Permanent-green-mixtures-spring-boarder

The thing that permanent green does best is support and emphasize the color it is mixing with, so when you mix it with blues, you are able to attain the soft blue-greens of the leaves and stems from flowering bulbs. And I think when mixed with other greens, like viridian, it just deepens the green without turning it too “electric” green. And being a semi-transparent pigment, I like to skim this green over a permanent rose or aliz. crimson underpainting, for the shadow areas.

Permanent-green-mixtures-pansies
Permanent-green-mixtures-pansies

See how cool this green can go when mixed with the different blues, but how it warms up and glows yellow-green when mixed with the cadmium yellow. This color also mixes well with cad. lemon, and cad. yellow lt, and I particularly also like it mixed with indian yellow, because you get a very transparent and staining rich yellow-green.

Permanent-green-mixtures-c&o-canal
Permanent-green-mixtures-c&o-canal

When working on a landscape, this green can be added to colors to bring it forward or push it backwards, hyping up its color saturation or neutralizing it depending on whether it is mixed with a analogous color or compliment. Permanent green falls into a warm temperature of the greens available because of its yellowish cast when strait out of the tube, but I find it adapts well, and even mixes well with a third color.

Permanent-green-mixtures
Permanent-green-mixtures

I love Permanent Green because of its ability to adapt and mix with other pigments.

Permanent Green is a semi-transparent bold middle value green.
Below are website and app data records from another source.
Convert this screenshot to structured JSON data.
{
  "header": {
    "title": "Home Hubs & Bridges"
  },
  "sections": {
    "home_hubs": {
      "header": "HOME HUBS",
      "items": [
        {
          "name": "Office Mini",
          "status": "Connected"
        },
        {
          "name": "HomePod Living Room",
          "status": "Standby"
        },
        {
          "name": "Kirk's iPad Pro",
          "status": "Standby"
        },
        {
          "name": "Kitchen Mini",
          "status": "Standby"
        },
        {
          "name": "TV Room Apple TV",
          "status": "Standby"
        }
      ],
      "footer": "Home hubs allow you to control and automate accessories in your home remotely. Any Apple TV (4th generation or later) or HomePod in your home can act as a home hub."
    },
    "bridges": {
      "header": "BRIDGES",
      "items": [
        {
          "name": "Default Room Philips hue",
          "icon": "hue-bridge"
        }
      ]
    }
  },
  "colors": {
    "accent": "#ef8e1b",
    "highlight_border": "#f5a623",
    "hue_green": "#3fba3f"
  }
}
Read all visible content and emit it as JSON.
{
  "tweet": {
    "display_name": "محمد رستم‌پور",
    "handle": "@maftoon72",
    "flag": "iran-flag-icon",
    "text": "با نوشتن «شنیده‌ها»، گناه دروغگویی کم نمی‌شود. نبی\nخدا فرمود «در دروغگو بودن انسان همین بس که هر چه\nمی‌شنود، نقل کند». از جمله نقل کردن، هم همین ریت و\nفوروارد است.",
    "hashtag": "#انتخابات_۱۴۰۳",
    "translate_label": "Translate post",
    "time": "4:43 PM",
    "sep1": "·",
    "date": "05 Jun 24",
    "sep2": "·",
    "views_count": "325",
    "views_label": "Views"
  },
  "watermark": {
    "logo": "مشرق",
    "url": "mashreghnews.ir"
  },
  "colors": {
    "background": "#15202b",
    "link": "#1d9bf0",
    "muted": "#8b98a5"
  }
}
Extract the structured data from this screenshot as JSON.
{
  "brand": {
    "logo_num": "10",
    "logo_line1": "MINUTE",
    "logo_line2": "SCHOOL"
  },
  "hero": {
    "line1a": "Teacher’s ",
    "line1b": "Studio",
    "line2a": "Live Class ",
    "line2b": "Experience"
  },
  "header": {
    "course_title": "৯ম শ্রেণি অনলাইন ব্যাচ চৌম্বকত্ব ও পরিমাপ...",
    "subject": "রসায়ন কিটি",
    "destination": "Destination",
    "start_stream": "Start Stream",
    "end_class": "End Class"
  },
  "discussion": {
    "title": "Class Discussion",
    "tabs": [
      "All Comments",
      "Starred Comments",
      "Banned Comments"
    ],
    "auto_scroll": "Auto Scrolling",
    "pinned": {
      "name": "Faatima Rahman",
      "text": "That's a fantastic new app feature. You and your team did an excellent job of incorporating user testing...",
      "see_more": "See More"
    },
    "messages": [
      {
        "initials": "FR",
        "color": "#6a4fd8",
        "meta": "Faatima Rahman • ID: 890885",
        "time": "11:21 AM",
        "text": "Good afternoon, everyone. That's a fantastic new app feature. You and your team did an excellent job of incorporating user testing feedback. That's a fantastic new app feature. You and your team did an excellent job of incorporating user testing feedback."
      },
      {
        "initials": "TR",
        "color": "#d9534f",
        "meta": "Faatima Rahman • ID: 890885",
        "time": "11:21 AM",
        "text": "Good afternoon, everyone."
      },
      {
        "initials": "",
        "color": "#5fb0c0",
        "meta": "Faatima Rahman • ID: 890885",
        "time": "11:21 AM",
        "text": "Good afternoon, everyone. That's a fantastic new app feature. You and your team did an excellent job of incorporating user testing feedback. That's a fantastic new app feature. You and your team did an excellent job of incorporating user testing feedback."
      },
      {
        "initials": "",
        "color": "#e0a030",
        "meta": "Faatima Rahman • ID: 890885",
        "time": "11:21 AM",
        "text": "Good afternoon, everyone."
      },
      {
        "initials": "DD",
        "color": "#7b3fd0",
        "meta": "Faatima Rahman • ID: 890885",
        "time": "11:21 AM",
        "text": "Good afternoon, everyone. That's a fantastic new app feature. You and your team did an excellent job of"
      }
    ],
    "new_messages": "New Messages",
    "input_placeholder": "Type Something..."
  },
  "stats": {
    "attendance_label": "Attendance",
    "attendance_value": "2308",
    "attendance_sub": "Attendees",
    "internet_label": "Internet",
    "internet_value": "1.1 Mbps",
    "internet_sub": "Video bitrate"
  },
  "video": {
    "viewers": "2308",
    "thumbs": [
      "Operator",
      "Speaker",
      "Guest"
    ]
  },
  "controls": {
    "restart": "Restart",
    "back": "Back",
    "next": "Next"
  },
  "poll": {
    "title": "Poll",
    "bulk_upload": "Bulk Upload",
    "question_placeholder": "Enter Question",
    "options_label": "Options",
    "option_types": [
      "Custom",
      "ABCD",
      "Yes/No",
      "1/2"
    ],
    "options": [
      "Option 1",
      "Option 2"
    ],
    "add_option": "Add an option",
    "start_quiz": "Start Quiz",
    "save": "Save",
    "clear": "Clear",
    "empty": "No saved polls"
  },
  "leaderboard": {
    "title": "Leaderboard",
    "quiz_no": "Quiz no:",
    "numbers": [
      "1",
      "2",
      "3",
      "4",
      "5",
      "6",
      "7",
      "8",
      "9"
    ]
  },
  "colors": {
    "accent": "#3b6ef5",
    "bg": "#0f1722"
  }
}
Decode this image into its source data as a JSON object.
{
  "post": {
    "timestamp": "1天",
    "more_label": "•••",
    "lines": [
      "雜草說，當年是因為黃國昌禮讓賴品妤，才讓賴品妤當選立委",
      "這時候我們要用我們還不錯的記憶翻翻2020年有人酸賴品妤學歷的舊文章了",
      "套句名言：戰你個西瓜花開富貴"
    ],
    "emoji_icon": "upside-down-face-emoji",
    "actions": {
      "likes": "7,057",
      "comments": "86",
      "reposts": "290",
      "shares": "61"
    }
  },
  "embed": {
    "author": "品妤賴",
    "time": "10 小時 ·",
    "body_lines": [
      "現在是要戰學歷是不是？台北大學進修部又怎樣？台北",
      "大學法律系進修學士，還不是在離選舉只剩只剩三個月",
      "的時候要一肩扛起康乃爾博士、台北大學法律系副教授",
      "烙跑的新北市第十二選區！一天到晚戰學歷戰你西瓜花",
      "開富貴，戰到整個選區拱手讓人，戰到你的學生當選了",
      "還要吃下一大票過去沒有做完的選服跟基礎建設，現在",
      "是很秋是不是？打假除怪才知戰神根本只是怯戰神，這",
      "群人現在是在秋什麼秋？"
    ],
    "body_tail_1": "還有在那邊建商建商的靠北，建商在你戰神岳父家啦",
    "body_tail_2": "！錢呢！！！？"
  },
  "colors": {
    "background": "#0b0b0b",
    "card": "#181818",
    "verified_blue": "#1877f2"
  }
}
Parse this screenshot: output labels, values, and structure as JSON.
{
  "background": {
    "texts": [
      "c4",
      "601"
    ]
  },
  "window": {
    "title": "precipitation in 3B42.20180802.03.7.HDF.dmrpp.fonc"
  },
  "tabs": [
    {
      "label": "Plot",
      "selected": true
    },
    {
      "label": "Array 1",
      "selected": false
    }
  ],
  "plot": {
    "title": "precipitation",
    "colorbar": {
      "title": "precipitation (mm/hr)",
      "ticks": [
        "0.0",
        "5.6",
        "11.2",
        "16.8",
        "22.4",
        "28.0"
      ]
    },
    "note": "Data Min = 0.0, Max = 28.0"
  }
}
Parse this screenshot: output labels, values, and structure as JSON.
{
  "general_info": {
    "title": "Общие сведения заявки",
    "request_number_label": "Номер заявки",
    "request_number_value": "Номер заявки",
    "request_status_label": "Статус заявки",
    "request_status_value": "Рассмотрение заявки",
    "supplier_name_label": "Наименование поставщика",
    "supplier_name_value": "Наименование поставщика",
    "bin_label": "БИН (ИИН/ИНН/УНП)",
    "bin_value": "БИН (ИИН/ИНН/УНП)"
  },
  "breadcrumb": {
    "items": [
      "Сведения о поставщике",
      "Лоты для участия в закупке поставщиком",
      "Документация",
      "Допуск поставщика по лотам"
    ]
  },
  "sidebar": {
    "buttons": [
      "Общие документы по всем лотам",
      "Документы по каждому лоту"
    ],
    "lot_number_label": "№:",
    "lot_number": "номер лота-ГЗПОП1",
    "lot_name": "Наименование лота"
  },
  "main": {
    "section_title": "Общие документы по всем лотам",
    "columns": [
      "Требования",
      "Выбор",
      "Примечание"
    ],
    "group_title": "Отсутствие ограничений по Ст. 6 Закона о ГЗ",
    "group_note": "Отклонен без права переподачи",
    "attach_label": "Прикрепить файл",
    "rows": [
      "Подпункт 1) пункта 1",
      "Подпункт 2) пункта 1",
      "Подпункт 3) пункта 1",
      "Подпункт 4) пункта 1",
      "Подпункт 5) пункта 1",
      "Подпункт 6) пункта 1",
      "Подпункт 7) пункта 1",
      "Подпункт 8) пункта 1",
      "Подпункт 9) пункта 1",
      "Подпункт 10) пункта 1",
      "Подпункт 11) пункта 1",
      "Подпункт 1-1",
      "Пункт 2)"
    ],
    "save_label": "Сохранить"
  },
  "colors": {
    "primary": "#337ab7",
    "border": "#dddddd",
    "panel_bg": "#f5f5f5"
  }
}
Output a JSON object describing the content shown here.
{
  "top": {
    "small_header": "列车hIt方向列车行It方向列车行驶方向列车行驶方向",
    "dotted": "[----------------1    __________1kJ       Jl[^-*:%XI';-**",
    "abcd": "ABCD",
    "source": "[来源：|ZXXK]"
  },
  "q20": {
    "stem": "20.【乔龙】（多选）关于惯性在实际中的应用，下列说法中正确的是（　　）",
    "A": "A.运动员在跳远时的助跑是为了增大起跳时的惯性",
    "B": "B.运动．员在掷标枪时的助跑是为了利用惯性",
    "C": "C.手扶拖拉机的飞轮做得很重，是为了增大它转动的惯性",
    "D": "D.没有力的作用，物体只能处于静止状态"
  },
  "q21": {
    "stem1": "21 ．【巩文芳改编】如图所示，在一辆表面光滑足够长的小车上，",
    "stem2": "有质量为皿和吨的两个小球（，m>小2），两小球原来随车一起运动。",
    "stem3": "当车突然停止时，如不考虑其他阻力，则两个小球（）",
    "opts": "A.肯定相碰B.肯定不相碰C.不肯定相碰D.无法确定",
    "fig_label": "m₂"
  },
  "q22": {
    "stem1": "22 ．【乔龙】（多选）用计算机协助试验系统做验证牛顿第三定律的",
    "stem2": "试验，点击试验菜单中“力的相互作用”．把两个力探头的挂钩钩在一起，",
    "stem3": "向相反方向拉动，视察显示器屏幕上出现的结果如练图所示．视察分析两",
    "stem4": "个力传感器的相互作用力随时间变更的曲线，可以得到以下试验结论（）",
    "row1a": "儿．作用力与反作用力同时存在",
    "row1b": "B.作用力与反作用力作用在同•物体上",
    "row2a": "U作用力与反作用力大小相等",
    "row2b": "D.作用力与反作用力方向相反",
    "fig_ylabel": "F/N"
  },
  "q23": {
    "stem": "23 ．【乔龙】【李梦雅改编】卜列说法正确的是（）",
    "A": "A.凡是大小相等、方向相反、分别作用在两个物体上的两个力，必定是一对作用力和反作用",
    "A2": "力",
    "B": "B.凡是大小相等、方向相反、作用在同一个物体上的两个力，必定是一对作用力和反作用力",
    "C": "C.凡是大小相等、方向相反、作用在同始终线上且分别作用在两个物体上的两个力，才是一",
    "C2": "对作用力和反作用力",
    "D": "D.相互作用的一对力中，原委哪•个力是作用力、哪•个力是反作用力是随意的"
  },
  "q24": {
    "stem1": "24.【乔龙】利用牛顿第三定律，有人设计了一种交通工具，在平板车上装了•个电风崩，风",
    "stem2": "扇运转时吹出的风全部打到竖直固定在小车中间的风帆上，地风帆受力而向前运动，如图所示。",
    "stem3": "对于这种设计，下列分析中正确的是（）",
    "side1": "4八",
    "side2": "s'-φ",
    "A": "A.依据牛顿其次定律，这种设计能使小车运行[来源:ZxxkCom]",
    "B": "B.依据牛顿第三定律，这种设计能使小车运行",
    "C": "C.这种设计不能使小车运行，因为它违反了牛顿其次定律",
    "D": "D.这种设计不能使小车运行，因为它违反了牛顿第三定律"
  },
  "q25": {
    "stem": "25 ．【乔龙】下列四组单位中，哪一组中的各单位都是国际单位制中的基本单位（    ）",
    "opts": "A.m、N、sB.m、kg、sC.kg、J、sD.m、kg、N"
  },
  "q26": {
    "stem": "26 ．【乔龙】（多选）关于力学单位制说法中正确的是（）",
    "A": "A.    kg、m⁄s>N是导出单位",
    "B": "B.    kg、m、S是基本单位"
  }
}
It shifts warm or cool depending on what you mix it with, and will mix with compliment reds to create a variety of deep and diverse darks, not quite mixing to a black, but rich neutralized purples.

The Permanent Green I have been using most is made by Blue Ridge Oil Colors, I like how it stays open and the thick creamy consistency of the paint.

permanent-green-cad-yellow
permanent-green-cad-yellow
permanent-green-cerulean
permanent-green-cerulean
permanent-green-cobalt-blue
permanent-green-cobalt-blue
permanent-green-cobalt-turquiose
permanent-green-cobalt-turquiose
permanent-green-permanent-rose
permanent-green-permanent-rose
permanent-green-viridian
permanent-green-viridian

.............................................................

Want to learn more about painting with oils?  I have a teaching newsletter with actionable mini-lessons in each issue.  

Sign up here to receive more oil painting lessons.

RELATED BLOG POSTS:

Favorite Paint Mixtures: Alizarin Crimson

Favorite Paint Mixtures: Dioxazine Purple

Favorite Paint Mixtures: Permanent Rose